Enable Clamp MEM_LIMIT, such that query authors cannot intentionally or unintentionally make admission control set excessively large MEM_LIMITs for their queries.
Ensure current table statistics: to support the query planner in creating better and faster query plans with lower memory estimates.
Limit Spilling queries: As these are slow, burdening admission control per-pool admitted memory counts for long periods of time, negatively affecting the risk of queries not being admitted to the cluster. Spilling adds work for the disk, slowing down reads for queries, it is something you do strongly want to avoid
Consider Waiting Time Resilience Per Pool: Effectively, one has to strike a balance between waiting times for queries of pools with bursts in query ingestion rate or long-running queries and waiting times for queries of other pools with different query characteristics and requirements.

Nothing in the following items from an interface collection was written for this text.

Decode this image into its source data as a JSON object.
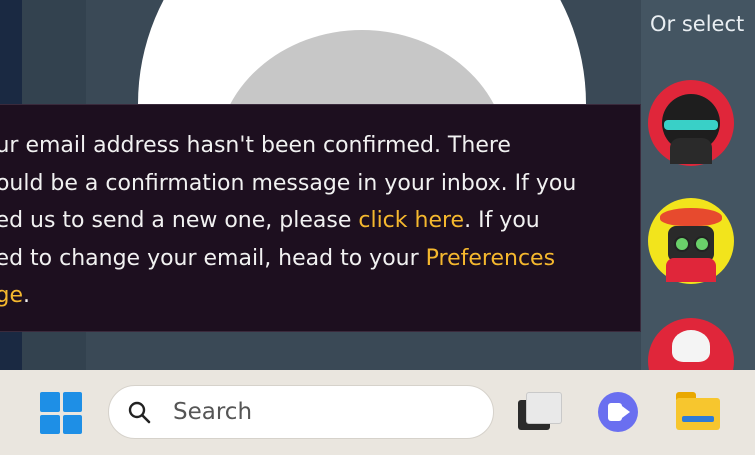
{
  "header": {
    "or_select": "Or select"
  },
  "notice": {
    "line1": "our email address hasn't been confirmed. There",
    "line2": "hould be a confirmation message in your inbox. If you",
    "line3_pre": "eed us to send a new one, please ",
    "line3_link": "click here",
    "line3_post": ". If you",
    "line4_pre": "eed to change your email, head to your ",
    "line4_link": "Preferences",
    "line5_link": "age",
    "line5_post": "."
  },
  "taskbar": {
    "search_label": "Search",
    "icons": [
      "windows-start-icon",
      "search-icon",
      "task-view-icon",
      "teams-chat-icon",
      "file-explorer-icon"
    ]
  },
  "colors": {
    "notice_bg": "#1d0f1f",
    "link": "#f5b82e",
    "taskbar_bg": "#eae6df"
  }
}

Fast query admission from the perspective of one application may constitute suboptimal workload isolation from the perspective of another application.
In order to be able to make waiting queue configurations for resource pools, it is therefore important to have an understanding of what waiting times for admission are acceptable by the different applications issuing queries to these resource pools.
In summary we have demonstrated the anatomy of an Impala query, how it is planned, compiled and admitted for execution and how administrators can use the query profile to tune and refine the query’s resource usage. We have described Impala admission control and how it can be used to segment Impala service resources and tuned in order to enable the safe execution of queries that meet the established requirements according business priority. Further documentation is available here.